A Taste of Home: the Irish food world unites in the fight against homelessness

A recipe book in aid of the Peter McVerry Trust features delicious dishes from international members of Ireland’s food world

Those of us privileged enough to associate home with a table set for dinner, and loved ones and friends gathered around it to share the food with, know the blessing of plenty. Not everyone is so lucky.

Catering company Gather & Gather Ireland, has published a collection of 55 excellent recipes contributed by representatives of the food world in Ireland, and all proceeds will be donated to the Peter McVerry Trust to support their work with the homeless across the country.

It is called The Gathered Table: A Taste of Home, and among its pages you will find favourite home-cooking recipes from chefs, farmers, food producers, retailers, and more.

Beautiful production values have been brought to the project by Kristin Jensen’s boutique Irish publishing house, Nine Bean Rows Books. The images of each dish are by award-winning food photographer Katie Quinn.


We’ve selected three lovely recipes from the book to share here. They’re all from people who are not originally from Ireland, but have chosen to make it their home.

It’s very exciting to have a recipe from Ahmet Dede, head chef and co-owner of Dede at the Customs House in Baltimore, Co Cork, as his wonderfully nuanced Turkish recipes have not been widely shared here. You won’t find this multilayered lamb dish on his Michelin-starred restaurant menu, as he saves it for family and friends.

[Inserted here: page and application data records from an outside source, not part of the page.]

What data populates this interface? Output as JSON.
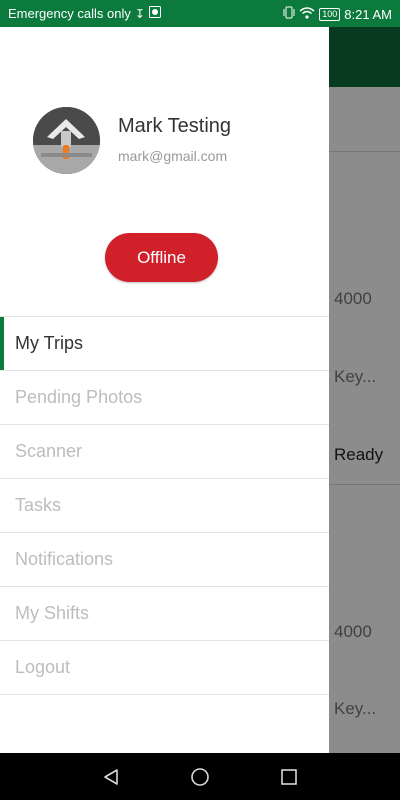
{
  "status_bar": {
    "carrier_text": "Emergency calls only",
    "time": "8:21 AM",
    "battery_level": "100",
    "icons": [
      "usb-icon",
      "app-notification-icon",
      "vibrate-icon",
      "wifi-icon",
      "battery-icon"
    ]
  },
  "background": {
    "toolbar_color": "#0f6b3a",
    "texts": [
      "4000",
      "Key...",
      "Ready",
      "4000",
      "Key..."
    ]
  },
  "drawer": {
    "user": {
      "name": "Mark Testing",
      "email": "mark@gmail.com"
    },
    "status_button": {
      "label": "Offline",
      "color": "#d0202a"
    },
    "menu": [
      {
        "label": "My Trips",
        "active": true
      },
      {
        "label": "Pending Photos",
        "active": false
      },
      {
        "label": "Scanner",
        "active": false
      },
      {
        "label": "Tasks",
        "active": false
      },
      {
        "label": "Notifications",
        "active": false
      },
      {
        "label": "My Shifts",
        "active": false
      },
      {
        "label": "Logout",
        "active": false
      }
    ],
    "accent_color": "#0d7a3d"
  },
  "nav_bar": {
    "icons": [
      "back-icon",
      "home-icon",
      "recents-icon"
    ]
  }
}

Don’t be put off by the long ingredients list, everything is easily accessible and some are used more than once in the finished dish. It’s a weekend project, set aside a Saturday to shop and marinate, and enjoy a feast on Sunday.

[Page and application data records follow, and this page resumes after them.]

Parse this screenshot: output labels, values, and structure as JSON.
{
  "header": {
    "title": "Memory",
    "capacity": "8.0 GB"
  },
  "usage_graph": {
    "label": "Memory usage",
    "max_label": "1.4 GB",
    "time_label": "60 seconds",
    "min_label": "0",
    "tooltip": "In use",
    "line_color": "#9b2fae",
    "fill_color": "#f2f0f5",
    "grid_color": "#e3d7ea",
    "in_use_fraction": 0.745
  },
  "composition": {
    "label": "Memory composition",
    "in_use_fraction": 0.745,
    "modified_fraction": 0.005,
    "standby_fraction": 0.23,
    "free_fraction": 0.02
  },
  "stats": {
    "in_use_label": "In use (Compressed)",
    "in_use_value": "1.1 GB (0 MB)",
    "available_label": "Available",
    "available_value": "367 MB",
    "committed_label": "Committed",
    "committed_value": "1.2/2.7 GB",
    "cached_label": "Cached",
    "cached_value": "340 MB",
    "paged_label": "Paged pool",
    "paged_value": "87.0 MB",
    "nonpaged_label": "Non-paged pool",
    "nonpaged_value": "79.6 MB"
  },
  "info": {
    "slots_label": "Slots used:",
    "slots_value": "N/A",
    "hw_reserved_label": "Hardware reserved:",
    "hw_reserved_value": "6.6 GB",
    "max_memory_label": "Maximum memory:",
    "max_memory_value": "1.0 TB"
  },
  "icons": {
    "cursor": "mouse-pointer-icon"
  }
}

“This isn’t a complicated dish, but it does require a bit of advance planning to allow a full 24 hours for the meat to marinate. It makes a beautiful meal to share with loved ones and it gives me pleasure to make it for them,” he says.

In contrast, the sweet and sour fish curry from Sunil Ghai, who has three Indian restaurants in Dublin – Pickle, Tiffin and Street – can be made in minutes. “Home means everything to me, whether it’s my home here in Ireland or in India. Home is where you share your sorrows, stress and happiness. Home brings strength and togetherness. Home means food cooked by or for your loved ones.

“I learned this recipe from my colleague’s mother, who used to cook this all the time for us. I am actually not very fond of seafood, but when we visited my friend, his mother cooked this. I only tasted the sauce and fell in love with the curry. It’s very simple but it’s all about technique: when to add the spice or tomato or chilli and knowing how much to use. I have simplified the recipe a bit so that everyone can fall in love with it, just like I did.

Manuela Spinelli is a translator and food project consultant who works with Euro-Toques Ireland. She is known to have strong feelings about how the food of her native country should be cooked, and here she shares her family risotto recipe.

“On Sundays, my grandmother started cooking lunch in the morning so it would be ready after Mass at midday. There was always a roast rabbit, chicken or pigeons. And then there was the ritual of making a clear broth from chicken, veal bones and vegetables that bubbled away slowly and was used for risotto, served as a first course at lunch. The rest was used for a supper of ravioli in a clear broth, boiled meats and fruit mustard or pickles. My mother has kept the tradition and to this day, this is what still happens on a Sunday.”

Recipe: Sunil Ghai’s sweet and sour fish curry

Recipe: Manuela Spinelli’s risotto Monzese

Recipe: Ahmet Dede’s spiced lamb shoulder with bulgur wheat

The Gathered Table: A Taste of Home is compiled by Gather & Gather Ireland, with all proceeds going to the Peter McVerry Trust (€30, ninebeanrowsbooks.com). Photographs by Katie Quinn.